Last night I caught the tail end of The Richard Dimbleby Lecture with Nobel Laurette Sir Paul Nurse. It really made me think about the way we integrate science in the work place and how we can use science to engage young people. I'm no ambassador for science, in fact I suck, but revolutionary Sir Paul Nurse's lecture was so captivating and down to earth that, for the first time in weeks, I came away feeling positive about the state of the British economy. He made amazing points about how we need to fund research into new technologies, encourage citizens to have a sense of ownership over the NHS and for teachers to inspire students to be free thinkers and scientists in their own right. 'School leavers should know the difference between astronomy and astrology'.
Sir Paul touches on the new Francis Crick Institute, Kings Cross (opening in 2015) that will be a hot house for over 1,500 scientists.
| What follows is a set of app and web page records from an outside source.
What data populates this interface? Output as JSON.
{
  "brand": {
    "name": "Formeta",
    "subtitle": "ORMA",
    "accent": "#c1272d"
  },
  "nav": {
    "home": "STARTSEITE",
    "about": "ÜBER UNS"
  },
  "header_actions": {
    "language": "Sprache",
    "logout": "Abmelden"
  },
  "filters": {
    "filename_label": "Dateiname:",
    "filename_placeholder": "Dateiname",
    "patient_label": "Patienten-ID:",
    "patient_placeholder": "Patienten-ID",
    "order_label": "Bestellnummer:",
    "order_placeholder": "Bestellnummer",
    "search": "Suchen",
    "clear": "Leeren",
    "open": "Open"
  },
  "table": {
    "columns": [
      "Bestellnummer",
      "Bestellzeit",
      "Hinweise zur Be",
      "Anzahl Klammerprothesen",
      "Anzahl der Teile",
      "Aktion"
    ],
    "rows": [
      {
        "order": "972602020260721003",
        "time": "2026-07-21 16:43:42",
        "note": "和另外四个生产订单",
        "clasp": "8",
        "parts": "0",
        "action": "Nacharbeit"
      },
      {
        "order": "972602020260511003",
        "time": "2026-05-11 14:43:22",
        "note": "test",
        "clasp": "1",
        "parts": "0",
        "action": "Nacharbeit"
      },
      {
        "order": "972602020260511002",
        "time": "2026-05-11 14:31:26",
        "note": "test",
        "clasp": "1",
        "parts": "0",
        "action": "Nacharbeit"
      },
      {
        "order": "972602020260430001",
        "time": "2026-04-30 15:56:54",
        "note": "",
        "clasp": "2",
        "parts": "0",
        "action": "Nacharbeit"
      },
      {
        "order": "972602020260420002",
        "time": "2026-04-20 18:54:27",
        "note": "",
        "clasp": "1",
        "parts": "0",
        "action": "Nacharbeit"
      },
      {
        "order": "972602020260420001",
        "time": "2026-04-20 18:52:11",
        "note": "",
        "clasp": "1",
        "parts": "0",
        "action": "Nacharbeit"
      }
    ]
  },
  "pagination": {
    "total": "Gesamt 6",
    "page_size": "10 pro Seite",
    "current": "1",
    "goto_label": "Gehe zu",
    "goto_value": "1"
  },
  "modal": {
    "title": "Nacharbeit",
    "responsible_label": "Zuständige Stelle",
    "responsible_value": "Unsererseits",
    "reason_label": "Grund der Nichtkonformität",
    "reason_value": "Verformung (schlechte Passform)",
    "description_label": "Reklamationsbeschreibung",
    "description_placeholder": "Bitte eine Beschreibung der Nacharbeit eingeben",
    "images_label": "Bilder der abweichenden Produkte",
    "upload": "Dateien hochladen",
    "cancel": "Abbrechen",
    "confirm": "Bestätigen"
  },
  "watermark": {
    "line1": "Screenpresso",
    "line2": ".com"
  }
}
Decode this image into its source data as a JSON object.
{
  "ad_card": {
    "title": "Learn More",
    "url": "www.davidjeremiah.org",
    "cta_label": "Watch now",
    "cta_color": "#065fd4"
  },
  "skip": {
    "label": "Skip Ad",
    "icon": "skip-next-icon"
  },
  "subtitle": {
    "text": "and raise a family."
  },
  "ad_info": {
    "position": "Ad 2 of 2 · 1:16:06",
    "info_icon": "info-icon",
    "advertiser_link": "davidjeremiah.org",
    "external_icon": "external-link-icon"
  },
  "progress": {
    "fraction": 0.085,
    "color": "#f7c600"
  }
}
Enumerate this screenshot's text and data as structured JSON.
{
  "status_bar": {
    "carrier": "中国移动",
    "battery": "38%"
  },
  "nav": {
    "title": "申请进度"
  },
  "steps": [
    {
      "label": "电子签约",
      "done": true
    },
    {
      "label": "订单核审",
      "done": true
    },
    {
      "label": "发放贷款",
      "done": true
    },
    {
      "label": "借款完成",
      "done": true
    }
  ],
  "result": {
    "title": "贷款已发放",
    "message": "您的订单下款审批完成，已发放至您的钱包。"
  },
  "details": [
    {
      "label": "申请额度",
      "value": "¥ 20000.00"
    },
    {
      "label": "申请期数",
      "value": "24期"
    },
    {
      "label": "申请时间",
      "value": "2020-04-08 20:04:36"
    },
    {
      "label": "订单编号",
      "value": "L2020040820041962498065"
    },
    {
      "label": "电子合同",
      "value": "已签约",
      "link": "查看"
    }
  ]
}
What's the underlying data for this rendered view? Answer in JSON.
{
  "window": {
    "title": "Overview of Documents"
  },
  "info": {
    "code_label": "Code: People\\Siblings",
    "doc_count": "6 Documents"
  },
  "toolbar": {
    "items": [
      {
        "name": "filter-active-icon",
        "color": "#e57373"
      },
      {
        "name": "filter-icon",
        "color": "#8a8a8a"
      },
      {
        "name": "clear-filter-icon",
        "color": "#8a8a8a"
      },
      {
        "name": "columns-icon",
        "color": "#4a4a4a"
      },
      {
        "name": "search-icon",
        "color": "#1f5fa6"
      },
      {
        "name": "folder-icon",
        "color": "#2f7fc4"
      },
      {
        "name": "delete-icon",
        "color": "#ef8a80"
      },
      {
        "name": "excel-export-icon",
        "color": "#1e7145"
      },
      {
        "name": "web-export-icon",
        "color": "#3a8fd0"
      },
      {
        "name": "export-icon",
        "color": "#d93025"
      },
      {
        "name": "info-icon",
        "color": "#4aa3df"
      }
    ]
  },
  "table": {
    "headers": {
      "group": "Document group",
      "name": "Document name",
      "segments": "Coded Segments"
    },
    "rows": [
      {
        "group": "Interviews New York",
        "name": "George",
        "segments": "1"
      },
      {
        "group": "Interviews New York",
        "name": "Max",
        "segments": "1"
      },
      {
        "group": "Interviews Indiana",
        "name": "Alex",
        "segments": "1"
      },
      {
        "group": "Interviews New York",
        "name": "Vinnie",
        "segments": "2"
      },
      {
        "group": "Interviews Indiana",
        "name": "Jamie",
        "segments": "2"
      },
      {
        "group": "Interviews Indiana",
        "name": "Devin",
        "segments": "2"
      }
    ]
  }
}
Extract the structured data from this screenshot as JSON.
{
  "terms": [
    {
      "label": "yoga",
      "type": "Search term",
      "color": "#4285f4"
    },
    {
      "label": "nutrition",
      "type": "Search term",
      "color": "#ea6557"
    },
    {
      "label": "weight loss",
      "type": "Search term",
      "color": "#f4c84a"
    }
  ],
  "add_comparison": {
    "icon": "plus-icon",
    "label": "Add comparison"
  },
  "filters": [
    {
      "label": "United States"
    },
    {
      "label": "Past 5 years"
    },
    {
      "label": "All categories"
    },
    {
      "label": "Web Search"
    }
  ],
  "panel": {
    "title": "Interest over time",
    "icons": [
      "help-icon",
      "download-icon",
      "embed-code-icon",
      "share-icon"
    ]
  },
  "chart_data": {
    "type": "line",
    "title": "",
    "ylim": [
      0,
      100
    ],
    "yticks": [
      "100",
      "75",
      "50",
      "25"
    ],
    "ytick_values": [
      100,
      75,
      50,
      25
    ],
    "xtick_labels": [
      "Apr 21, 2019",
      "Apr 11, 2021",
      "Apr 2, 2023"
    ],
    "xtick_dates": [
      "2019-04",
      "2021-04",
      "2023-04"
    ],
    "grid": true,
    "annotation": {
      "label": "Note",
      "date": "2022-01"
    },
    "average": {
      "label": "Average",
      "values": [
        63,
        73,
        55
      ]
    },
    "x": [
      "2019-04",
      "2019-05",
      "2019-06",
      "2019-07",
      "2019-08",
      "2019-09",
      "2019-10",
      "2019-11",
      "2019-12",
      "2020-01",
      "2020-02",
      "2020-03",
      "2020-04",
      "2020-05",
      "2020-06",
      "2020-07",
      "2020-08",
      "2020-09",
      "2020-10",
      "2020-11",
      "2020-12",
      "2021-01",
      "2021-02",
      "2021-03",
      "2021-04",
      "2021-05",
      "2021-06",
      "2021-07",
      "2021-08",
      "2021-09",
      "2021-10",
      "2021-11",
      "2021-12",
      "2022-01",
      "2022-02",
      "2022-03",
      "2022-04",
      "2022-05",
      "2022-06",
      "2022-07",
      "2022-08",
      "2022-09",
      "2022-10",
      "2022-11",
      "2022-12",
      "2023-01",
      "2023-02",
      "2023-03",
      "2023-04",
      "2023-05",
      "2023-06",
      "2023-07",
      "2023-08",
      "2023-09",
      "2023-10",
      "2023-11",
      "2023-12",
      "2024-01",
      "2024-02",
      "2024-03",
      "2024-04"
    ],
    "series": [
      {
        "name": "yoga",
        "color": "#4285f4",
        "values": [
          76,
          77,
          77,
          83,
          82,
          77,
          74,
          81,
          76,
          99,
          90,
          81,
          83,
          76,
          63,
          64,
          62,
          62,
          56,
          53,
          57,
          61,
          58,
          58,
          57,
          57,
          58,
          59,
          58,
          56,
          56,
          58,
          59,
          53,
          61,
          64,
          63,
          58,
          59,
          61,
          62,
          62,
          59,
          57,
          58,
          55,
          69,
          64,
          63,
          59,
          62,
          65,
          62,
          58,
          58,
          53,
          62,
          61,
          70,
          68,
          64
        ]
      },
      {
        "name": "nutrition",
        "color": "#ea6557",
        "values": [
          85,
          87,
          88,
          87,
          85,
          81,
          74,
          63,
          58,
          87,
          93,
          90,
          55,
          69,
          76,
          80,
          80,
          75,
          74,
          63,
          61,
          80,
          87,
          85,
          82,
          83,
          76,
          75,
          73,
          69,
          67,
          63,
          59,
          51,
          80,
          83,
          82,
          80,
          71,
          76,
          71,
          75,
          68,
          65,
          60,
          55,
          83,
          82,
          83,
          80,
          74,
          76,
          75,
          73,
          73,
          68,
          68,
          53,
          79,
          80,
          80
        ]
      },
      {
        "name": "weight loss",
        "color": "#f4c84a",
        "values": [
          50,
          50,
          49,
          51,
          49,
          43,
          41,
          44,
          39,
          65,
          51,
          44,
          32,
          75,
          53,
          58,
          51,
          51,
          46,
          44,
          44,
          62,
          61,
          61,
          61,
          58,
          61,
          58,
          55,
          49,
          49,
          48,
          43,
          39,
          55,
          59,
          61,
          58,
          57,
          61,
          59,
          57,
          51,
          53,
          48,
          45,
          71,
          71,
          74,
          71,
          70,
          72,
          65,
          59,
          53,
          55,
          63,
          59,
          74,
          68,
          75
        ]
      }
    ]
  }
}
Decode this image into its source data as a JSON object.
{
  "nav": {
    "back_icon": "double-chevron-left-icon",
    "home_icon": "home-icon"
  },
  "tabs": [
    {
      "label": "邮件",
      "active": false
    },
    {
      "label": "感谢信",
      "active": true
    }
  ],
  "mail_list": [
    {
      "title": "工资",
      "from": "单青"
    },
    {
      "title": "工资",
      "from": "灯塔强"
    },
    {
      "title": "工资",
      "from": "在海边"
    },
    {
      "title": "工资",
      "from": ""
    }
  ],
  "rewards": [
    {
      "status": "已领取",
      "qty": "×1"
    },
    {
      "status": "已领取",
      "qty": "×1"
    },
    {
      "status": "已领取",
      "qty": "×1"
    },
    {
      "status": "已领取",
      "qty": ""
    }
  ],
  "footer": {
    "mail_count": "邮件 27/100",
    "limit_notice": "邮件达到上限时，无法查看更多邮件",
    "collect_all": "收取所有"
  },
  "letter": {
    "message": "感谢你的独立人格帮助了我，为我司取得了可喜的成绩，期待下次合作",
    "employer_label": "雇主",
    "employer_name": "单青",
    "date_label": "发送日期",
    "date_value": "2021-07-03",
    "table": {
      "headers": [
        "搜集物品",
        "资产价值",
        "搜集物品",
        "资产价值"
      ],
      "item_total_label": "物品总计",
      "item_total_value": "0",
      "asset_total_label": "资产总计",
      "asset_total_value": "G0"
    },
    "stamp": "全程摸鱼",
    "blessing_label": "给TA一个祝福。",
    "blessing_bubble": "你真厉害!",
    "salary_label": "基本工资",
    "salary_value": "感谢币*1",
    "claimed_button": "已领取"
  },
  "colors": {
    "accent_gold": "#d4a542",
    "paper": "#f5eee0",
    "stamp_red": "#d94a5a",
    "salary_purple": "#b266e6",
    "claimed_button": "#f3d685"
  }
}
Sir Paul's vision is for scientists to leave the confines of the laboratories and meet with the great minds from industry, finance, media and public services to generate revenue for the economy.
WATCH IT HERE.
There has always been a huge emphasis on training up young people in the creative industries, but in this current climate, how many jobs are there in the creative industries? As companies downsize and recruit 'jack of all' for roles that previously would require specialist isn't it worth looking into how we combine science and creativity to inspire young people? It's about realising that creative science exists - it's just your mindset. I hope you find this lecture as thought provoking as I did, here's a quote from Sir Paul:
It is often in mixed up and chaotic circumstances that the most creative work is done.